··· Records provided

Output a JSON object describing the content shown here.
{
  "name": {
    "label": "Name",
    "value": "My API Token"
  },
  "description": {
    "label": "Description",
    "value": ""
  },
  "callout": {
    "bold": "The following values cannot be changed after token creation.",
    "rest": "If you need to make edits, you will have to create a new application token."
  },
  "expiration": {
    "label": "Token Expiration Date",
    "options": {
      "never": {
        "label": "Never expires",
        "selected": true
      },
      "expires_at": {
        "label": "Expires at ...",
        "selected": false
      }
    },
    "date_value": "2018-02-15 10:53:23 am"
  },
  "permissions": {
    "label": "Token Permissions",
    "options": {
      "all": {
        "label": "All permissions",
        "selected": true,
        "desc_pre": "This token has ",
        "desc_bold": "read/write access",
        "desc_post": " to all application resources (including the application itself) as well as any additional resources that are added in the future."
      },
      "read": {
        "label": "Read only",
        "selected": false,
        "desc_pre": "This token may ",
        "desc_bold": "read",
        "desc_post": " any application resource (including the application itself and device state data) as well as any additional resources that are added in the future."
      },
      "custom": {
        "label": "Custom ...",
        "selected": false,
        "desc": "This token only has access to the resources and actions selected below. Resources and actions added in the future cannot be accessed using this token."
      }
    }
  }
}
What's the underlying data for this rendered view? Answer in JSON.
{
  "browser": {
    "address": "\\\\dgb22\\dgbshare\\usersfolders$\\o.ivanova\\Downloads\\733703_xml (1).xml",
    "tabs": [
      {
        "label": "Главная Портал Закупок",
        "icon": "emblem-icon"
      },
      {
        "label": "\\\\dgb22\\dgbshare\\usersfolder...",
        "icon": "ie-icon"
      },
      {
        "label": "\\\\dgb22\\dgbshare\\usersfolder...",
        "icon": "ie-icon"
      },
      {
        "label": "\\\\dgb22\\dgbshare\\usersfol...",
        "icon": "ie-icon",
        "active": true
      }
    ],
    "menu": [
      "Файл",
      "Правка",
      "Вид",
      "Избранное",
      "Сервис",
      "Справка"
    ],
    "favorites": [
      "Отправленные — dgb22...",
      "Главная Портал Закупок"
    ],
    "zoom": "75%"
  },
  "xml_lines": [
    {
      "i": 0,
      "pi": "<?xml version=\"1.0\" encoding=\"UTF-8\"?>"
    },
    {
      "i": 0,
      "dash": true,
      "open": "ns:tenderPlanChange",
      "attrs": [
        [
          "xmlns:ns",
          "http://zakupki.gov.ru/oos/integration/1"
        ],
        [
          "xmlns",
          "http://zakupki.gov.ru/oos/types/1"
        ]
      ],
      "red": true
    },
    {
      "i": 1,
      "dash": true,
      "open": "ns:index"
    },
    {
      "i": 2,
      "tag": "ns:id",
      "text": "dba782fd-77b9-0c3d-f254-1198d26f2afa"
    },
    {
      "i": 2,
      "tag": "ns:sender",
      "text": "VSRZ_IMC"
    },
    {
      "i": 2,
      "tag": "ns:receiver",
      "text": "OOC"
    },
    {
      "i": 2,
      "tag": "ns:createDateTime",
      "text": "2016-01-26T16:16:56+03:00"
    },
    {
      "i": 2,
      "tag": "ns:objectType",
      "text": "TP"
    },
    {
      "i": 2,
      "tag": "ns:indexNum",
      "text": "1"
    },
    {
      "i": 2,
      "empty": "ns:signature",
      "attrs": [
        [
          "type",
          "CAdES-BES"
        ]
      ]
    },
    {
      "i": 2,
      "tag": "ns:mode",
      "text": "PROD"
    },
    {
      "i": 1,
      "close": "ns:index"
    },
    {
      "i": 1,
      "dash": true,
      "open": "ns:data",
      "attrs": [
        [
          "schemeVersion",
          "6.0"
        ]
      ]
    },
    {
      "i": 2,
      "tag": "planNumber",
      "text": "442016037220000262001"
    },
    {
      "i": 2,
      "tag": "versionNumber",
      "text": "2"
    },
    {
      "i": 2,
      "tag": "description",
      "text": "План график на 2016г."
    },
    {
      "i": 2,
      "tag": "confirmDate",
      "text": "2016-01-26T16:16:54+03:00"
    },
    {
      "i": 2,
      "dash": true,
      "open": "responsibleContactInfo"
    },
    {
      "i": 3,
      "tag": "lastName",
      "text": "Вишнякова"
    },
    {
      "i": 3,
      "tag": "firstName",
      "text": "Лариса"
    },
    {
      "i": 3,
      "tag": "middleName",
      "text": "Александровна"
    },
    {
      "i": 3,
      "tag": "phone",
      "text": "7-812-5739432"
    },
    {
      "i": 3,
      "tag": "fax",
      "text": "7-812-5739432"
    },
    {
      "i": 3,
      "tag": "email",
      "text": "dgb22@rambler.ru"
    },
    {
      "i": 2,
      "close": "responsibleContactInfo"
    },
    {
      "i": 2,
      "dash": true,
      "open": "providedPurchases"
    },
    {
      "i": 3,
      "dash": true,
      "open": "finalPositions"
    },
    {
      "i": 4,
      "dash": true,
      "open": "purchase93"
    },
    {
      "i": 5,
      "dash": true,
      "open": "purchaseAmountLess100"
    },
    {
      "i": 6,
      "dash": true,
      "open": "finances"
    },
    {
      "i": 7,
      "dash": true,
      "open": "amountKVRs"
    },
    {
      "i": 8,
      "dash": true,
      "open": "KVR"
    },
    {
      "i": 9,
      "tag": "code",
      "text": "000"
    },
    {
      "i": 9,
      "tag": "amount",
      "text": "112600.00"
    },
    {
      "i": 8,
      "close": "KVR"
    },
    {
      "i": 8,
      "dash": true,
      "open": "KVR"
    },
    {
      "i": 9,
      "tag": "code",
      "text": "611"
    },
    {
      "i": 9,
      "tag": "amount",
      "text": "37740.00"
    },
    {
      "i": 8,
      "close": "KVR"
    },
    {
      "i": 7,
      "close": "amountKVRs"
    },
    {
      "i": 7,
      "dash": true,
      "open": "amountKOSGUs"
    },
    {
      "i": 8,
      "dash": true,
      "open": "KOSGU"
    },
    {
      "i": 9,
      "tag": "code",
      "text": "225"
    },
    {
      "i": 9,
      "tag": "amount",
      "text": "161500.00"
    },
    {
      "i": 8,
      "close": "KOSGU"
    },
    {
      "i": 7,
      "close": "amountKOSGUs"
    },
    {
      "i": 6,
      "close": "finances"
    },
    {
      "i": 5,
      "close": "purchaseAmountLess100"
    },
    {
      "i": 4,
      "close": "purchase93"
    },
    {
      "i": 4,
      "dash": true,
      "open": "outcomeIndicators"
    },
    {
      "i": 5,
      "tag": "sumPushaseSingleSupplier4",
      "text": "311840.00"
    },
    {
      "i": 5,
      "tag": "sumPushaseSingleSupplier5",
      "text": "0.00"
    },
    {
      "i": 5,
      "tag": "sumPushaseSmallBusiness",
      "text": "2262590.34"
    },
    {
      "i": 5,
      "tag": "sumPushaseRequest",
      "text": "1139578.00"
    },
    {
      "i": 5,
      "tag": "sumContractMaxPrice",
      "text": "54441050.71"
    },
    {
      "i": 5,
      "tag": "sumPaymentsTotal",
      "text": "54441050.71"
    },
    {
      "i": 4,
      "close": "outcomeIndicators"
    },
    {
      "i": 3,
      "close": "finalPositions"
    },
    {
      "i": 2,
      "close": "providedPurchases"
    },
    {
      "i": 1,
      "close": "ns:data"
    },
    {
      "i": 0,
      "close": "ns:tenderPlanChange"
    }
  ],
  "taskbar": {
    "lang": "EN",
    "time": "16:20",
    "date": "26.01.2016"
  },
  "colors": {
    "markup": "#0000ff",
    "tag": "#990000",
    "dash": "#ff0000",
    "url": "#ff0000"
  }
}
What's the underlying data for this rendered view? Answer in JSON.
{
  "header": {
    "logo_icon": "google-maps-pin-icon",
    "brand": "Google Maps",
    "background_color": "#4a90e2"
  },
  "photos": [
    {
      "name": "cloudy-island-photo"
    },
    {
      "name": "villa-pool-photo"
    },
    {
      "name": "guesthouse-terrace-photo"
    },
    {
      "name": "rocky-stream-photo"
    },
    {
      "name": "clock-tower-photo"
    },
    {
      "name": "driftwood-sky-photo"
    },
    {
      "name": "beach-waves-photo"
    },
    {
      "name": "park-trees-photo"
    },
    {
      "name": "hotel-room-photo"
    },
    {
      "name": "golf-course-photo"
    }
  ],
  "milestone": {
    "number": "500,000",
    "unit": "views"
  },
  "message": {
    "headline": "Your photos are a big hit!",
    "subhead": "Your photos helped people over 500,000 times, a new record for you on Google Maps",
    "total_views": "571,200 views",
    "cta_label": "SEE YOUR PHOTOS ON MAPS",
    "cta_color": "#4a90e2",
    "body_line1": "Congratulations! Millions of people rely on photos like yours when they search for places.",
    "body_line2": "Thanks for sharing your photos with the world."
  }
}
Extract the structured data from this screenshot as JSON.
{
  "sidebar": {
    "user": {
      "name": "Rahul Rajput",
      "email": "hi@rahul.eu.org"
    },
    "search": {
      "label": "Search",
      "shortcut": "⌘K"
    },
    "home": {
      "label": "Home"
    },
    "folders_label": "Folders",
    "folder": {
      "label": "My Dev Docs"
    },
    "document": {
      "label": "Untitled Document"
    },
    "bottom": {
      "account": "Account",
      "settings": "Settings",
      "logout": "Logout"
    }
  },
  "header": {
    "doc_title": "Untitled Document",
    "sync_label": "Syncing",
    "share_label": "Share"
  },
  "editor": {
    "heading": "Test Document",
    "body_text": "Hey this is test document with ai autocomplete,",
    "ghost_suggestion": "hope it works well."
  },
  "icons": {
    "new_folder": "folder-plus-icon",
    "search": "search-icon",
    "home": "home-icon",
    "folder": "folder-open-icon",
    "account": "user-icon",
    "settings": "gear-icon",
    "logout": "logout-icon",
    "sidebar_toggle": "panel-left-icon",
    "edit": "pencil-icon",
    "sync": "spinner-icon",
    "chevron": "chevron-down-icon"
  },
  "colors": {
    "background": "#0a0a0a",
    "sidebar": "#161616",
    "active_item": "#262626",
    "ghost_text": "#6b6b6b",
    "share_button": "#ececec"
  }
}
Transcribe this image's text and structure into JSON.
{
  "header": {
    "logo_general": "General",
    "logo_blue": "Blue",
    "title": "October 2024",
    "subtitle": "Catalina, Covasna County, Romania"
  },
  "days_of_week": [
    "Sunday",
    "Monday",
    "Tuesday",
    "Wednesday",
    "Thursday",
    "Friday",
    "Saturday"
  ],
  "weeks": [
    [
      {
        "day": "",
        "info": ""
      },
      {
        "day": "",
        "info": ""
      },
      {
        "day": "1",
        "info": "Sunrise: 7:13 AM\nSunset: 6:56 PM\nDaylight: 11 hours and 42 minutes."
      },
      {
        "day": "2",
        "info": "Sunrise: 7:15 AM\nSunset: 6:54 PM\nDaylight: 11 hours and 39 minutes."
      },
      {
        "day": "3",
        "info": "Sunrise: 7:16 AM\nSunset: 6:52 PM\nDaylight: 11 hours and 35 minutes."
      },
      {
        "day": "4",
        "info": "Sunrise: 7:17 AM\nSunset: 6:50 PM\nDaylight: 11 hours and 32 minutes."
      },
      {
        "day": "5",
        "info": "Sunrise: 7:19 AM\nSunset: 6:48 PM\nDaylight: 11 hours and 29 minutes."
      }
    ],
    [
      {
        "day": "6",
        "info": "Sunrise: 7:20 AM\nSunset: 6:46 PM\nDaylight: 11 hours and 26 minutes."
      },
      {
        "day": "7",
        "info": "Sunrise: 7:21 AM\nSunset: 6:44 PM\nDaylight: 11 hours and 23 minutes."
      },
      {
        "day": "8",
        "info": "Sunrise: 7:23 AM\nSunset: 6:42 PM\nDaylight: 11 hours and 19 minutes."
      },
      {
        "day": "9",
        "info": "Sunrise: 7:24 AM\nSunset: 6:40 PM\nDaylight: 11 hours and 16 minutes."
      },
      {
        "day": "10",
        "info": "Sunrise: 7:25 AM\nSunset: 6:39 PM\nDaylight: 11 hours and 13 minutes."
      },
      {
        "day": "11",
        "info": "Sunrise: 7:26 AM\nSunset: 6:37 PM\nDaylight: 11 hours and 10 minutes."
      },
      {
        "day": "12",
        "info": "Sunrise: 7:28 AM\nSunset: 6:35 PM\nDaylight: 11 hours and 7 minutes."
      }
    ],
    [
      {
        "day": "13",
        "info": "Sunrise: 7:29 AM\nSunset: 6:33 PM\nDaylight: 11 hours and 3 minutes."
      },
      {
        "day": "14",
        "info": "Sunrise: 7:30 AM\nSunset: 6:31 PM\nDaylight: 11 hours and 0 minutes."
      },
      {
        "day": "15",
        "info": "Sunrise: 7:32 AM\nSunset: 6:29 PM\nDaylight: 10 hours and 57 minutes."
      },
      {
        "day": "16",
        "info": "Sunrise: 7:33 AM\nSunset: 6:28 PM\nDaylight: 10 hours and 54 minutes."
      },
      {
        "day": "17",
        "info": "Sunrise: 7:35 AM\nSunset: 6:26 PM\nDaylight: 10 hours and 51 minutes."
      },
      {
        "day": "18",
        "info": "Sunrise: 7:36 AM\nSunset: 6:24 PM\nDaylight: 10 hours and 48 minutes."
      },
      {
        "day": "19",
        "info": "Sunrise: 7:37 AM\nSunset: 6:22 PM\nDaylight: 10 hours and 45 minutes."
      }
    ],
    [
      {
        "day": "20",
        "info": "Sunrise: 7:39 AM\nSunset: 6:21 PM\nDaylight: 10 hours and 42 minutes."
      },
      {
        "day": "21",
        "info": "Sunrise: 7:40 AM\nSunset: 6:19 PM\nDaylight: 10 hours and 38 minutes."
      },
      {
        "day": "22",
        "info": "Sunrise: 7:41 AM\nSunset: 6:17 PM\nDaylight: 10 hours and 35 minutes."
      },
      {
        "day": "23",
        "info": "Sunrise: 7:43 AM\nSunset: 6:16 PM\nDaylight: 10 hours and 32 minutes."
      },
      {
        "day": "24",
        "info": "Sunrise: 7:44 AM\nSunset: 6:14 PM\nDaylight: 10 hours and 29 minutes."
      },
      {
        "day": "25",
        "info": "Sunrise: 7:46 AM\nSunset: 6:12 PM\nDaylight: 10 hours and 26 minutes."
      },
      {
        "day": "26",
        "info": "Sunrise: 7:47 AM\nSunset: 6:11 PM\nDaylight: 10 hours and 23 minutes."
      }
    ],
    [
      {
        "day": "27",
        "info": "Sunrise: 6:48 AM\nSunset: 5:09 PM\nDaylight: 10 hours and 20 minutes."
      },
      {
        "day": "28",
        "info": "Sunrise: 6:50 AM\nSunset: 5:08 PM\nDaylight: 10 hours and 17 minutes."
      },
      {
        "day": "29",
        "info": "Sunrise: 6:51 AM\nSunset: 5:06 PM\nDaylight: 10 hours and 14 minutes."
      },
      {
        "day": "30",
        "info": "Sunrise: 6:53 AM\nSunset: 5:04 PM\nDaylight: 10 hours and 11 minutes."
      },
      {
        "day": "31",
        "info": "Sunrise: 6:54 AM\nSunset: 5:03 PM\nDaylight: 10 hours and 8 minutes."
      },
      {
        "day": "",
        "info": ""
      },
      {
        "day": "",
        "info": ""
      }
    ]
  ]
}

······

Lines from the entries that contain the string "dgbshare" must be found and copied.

> **Answer area**:
    "address": "\\\\dgb22\\dgbshare\\usersfolders$\\o.ivanova\\Downloads\\733703_xml (1).xml",
        "label": "\\\\dgb22\\dgbshare\\usersfolder...",
        "label": "\\\\dgb22\\dgbshare\\usersfolder...",
        "label": "\\\\dgb22\\dgbshare\\usersfol...",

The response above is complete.